#### [What you have to do]
Lines where the string "Manual" appears are to be copied from the entries below.
[[ Dataset entries, beginning ]]
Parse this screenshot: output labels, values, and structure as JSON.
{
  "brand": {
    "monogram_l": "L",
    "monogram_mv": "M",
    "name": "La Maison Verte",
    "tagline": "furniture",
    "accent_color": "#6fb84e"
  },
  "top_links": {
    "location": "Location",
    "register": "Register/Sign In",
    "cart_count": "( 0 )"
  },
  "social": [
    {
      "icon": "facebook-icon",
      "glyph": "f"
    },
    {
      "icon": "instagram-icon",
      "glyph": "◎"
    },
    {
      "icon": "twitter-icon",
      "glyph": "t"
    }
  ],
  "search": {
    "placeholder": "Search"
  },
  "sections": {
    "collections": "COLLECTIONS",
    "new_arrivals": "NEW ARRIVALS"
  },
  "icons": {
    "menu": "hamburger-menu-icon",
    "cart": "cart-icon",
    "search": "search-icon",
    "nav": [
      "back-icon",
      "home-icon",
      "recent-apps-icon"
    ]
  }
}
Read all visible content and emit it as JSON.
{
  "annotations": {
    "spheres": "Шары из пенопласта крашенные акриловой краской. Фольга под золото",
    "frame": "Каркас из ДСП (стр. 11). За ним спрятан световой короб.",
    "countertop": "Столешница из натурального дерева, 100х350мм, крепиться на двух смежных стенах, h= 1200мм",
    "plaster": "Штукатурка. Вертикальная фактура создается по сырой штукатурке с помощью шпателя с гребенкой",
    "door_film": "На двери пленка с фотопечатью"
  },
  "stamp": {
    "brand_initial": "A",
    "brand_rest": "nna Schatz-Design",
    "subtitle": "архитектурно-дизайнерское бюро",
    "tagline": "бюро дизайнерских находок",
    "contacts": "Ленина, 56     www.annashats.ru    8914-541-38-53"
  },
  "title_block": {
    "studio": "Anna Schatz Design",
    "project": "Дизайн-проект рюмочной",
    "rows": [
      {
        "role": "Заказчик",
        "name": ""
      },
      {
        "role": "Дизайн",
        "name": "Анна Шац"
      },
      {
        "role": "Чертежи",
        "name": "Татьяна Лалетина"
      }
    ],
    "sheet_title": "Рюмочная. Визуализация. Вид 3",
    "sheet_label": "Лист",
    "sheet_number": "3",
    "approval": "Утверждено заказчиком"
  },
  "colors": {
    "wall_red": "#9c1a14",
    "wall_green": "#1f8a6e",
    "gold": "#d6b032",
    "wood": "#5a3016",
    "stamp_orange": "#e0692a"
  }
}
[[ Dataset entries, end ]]
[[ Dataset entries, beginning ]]
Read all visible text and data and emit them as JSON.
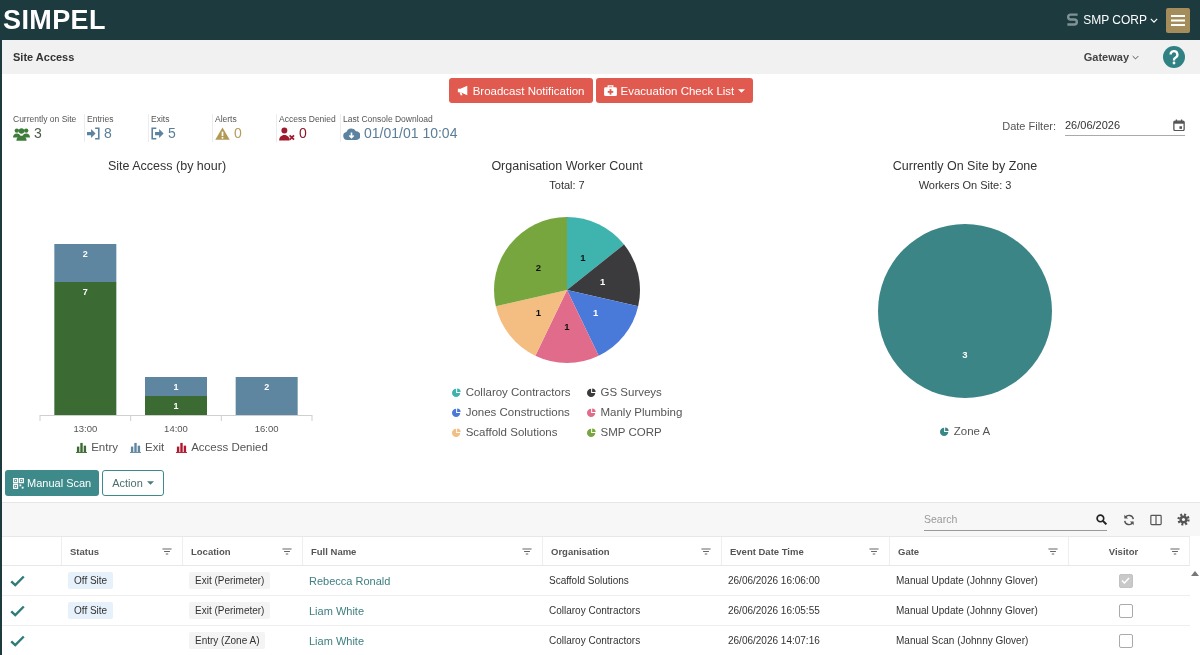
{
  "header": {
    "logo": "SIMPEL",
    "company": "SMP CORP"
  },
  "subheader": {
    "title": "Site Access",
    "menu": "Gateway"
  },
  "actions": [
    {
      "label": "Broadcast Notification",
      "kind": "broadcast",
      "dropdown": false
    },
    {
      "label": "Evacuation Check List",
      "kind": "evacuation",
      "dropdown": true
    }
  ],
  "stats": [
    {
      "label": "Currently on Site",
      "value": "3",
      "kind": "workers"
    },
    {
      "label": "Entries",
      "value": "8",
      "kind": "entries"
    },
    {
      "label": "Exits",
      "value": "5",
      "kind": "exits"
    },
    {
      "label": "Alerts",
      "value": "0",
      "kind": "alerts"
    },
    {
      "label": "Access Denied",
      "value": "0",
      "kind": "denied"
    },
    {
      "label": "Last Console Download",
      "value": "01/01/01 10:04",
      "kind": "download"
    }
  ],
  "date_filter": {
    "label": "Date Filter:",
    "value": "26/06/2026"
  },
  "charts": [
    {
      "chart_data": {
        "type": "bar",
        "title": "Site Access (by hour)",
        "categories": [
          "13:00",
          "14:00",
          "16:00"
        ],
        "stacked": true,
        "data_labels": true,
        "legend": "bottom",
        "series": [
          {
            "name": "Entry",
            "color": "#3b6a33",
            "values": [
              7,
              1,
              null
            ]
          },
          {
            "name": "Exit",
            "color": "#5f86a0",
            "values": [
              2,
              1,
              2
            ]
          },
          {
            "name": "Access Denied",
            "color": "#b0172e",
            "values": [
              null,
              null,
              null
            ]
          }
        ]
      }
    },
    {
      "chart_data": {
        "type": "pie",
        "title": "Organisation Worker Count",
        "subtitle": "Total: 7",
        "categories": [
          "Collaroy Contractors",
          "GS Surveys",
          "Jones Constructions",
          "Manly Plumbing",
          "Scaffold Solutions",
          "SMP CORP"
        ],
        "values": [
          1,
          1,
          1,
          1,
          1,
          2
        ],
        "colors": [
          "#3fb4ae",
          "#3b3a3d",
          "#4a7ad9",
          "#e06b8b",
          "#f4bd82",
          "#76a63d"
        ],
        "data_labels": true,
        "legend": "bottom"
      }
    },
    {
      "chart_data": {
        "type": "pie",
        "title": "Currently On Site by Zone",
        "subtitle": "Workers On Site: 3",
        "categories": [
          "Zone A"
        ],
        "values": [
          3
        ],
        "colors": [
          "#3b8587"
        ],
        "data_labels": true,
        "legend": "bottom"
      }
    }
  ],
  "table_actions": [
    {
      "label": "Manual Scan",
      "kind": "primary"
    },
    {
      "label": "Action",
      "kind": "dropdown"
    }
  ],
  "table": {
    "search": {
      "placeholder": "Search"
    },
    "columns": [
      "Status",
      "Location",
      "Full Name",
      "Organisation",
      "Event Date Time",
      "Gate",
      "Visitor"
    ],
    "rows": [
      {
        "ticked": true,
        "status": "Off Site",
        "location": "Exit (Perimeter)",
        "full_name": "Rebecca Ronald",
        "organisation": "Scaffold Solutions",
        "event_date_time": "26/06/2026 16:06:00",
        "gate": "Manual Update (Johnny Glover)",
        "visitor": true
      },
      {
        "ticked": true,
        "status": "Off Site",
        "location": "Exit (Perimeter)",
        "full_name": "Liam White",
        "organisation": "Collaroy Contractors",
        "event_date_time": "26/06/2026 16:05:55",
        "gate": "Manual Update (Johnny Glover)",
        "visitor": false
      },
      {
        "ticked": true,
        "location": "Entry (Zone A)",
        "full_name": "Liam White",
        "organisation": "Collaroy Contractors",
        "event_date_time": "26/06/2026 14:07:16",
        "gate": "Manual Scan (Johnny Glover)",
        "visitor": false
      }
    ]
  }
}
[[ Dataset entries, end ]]
#### [Answer to this problem]
      "label": "Manual Scan",
        "gate": "Manual Update (Johnny Glover)",
        "gate": "Manual Update (Johnny Glover)",
        "gate": "Manual Scan (Johnny Glover)",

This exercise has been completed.